Winter Medicine Cabinet

by adustyframe ~ September 9th, 2016

It’s about time to be sure the wellness supplies are on hand.

I was thinking through this today.

We always have

Calendula ointment–for scrapes and skin issues

Dr. Christophers Bone and Tissue –a type of ointment I learned about before my surgery last fall

Arnica ointment–for bruises–not open skin

Homeopathy tablets for various issues (not sure going into which ones and how to use would be a good idea. It’s one of those things you have to learn on your own to have a handle on it.)

Vitamin C


Elderberry Syrup–I’ve been making it the past couple of winters. We take it every day in the winter–a teaspoon or two. If we’re sick or are going out in public we take more!

I need to get some more collodial silver and I want to get the silver ointment.

I also love to have some essential oils on hand–frankincense, thyme, oregano, a thieves type blend, and some blends I found at Hopewell. We really like this company and have had an excellent experience with them.


I like to keep fresh garlic around in the winter too. Here’s some great ways to use it to promote health.

I feel like I must be missing something that I like to have around. If I think about it, I’ll update this post.

Oh! Activated charcoal is something I forgot to include. We use it if we feel something like a flu coming on or if something we ate is disagreeing with us very badly.

What do you like to have on hand?

Disclosure–Amazon link is affiliate (PLEASE pretty please if you’re shopping at Amazon, use my link? The others are just sites I like!)


Back To School Verse

by adustyframe ~ September 1st, 2016

I’ve been praying about a great verse to base our school year on.

The other night, I thought of one and then realized it’s a saying not a verse.

“To know Him and make Him known”

It’s a really excellent sentiment and based in Scripture but I’m back to praying for the right verse for the year.


Does anyone else choose a verse for their family for the year or a verse for their school year?


The Things We Knew~ By Catherine West~Book Review

by adustyframe ~ August 30th, 2016



About the book:

A tragedy from the past resurfaces in this tale of family secrets and reignited love.

After her mother’s death twelve years ago, Lynette Carlisle watched her close-knit family unravel. One by one, her four older siblings left their Nantucket home and never returned. All seem to harbor animosity toward their father, silently blaming him for their mother’s death. Nobody will talk about that dreadful day, and Lynette can’t remember a bit of it.

But when next-door neighbor Nicholas Cooper returns to Nantucket, he brings the past with him. Once her brother’s best friend and Lynette’s first crush, Nick seems to hiding things from her. Lynette wonders what he knows about the day her mother died and hopes he might help her remember the things she can’t.

But Nick has no intention of telling Lynette the truth. Besides the damage it might cause his own family, he doesn’t want to risk harming the fragile friendship between him and the woman he once thought of as a kid sister.

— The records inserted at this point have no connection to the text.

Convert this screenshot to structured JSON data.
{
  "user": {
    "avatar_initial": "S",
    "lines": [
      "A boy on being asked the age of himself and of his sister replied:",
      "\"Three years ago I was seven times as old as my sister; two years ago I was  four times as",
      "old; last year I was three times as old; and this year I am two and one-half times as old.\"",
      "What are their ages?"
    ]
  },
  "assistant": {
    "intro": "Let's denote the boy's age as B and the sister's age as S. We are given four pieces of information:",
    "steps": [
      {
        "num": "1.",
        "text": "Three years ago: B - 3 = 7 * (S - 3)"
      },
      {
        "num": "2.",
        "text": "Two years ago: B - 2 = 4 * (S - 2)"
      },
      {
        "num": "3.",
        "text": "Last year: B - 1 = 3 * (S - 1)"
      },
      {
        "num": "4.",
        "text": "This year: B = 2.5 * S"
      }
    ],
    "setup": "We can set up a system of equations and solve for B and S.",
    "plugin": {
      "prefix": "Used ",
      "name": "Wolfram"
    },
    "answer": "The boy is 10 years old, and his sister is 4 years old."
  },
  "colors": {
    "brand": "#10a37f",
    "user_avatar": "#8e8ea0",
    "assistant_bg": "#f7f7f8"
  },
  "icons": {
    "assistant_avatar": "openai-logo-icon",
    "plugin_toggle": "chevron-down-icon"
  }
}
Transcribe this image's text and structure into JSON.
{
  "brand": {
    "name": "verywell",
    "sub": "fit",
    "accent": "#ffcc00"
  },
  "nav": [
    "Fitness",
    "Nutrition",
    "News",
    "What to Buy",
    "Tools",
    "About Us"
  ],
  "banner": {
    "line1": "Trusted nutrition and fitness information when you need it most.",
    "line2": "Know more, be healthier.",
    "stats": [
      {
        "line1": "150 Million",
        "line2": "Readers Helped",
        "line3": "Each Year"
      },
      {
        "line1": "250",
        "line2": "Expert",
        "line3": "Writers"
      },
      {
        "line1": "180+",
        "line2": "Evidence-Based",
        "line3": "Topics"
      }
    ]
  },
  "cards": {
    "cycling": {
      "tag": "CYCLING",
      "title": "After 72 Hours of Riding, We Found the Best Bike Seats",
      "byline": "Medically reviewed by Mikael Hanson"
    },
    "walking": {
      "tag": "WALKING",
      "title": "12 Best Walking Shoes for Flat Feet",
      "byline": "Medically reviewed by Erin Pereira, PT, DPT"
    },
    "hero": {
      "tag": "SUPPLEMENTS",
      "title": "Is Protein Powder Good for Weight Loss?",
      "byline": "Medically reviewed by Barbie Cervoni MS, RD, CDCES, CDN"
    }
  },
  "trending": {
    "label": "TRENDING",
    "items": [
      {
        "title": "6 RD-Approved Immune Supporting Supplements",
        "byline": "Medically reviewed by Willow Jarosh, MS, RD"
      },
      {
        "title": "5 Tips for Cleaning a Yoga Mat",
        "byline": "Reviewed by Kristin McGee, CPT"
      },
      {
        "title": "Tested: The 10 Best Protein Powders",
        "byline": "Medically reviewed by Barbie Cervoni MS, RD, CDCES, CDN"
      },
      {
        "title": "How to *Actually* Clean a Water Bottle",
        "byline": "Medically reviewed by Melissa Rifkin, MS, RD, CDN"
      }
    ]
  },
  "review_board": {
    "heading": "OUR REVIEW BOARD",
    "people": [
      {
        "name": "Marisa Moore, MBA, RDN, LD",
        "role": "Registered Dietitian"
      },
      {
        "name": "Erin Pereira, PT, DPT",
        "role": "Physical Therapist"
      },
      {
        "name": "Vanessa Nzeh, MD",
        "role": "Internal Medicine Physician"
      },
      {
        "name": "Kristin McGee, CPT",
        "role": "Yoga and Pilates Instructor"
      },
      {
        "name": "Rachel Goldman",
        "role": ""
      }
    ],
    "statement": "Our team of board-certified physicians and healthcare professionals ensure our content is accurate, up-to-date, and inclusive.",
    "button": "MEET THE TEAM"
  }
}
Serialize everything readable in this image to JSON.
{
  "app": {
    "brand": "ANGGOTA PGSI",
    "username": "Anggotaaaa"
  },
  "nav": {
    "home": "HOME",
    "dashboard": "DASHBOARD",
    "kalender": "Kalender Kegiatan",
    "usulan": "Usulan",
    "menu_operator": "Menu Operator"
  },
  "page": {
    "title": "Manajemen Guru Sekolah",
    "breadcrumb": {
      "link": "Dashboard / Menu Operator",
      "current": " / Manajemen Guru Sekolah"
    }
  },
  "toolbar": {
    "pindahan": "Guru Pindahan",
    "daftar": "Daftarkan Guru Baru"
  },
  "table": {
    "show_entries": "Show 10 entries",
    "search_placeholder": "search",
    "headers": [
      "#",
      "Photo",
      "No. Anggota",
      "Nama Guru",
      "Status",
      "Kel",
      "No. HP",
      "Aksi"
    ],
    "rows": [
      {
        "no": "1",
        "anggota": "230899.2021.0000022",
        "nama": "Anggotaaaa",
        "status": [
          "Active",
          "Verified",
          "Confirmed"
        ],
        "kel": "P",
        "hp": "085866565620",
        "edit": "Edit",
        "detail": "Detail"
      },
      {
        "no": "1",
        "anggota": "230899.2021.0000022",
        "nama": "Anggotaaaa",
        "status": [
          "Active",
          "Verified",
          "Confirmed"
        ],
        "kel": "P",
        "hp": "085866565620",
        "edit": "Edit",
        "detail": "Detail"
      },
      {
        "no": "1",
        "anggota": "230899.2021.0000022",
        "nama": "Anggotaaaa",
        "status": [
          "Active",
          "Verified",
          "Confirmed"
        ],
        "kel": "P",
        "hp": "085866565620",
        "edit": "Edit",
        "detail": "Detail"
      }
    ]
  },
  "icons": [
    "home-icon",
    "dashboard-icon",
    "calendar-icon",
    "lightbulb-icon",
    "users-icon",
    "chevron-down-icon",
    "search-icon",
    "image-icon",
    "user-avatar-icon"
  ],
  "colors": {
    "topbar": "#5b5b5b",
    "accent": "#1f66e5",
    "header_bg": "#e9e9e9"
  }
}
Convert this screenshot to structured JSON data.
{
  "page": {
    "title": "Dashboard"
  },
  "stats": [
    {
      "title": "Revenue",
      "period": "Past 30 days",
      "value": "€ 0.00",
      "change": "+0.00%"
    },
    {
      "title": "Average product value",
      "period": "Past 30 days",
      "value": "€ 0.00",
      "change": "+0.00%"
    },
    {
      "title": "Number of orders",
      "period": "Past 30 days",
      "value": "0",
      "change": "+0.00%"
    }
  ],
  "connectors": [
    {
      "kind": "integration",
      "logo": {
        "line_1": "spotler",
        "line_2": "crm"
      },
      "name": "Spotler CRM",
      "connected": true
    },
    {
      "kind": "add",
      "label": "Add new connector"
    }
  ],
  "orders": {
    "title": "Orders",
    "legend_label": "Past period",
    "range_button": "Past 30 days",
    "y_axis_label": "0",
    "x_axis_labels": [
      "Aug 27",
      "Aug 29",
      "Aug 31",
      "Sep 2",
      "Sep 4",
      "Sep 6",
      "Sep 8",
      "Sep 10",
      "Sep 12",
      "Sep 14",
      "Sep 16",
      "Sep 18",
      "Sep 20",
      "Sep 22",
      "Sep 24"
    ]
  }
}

As their father’s failing health and financial concerns bring the Carlisle siblings home, secrets begin to surface—secrets that will either restore their shattered relationships or separate the siblings forever. But pulling up anchor on the past propels them into the perfect storm, powerful enough to make them question all they ever believed in.

About the Author:
Catherine West writes stories of hope and healing from her island home in Bermuda. When she’s not at the computer working on her next story, you can find her taking her Border collie for long walks on the beach or tending to her roses and orchids. She and her husband have two grown children.

My thoughts:

I have to admit that I have not quite finished this book but I am enjoying it. The characters are believable and the story line makes me want to keep reading to find out what is going on.

It is a sad story with many challenges and heartaches but the tone of the book is not sad or depressing. I appreciate that! I don’t need to be burdened while reading fiction!

I’m looking forward to finding out what it is that Lynette can’t remember!

If you’d like to see what others thought about this book, you can check out this page at Litfuse.

Disclaimer~ I received a free copy of this book in order to provide a review. All opinions are my own.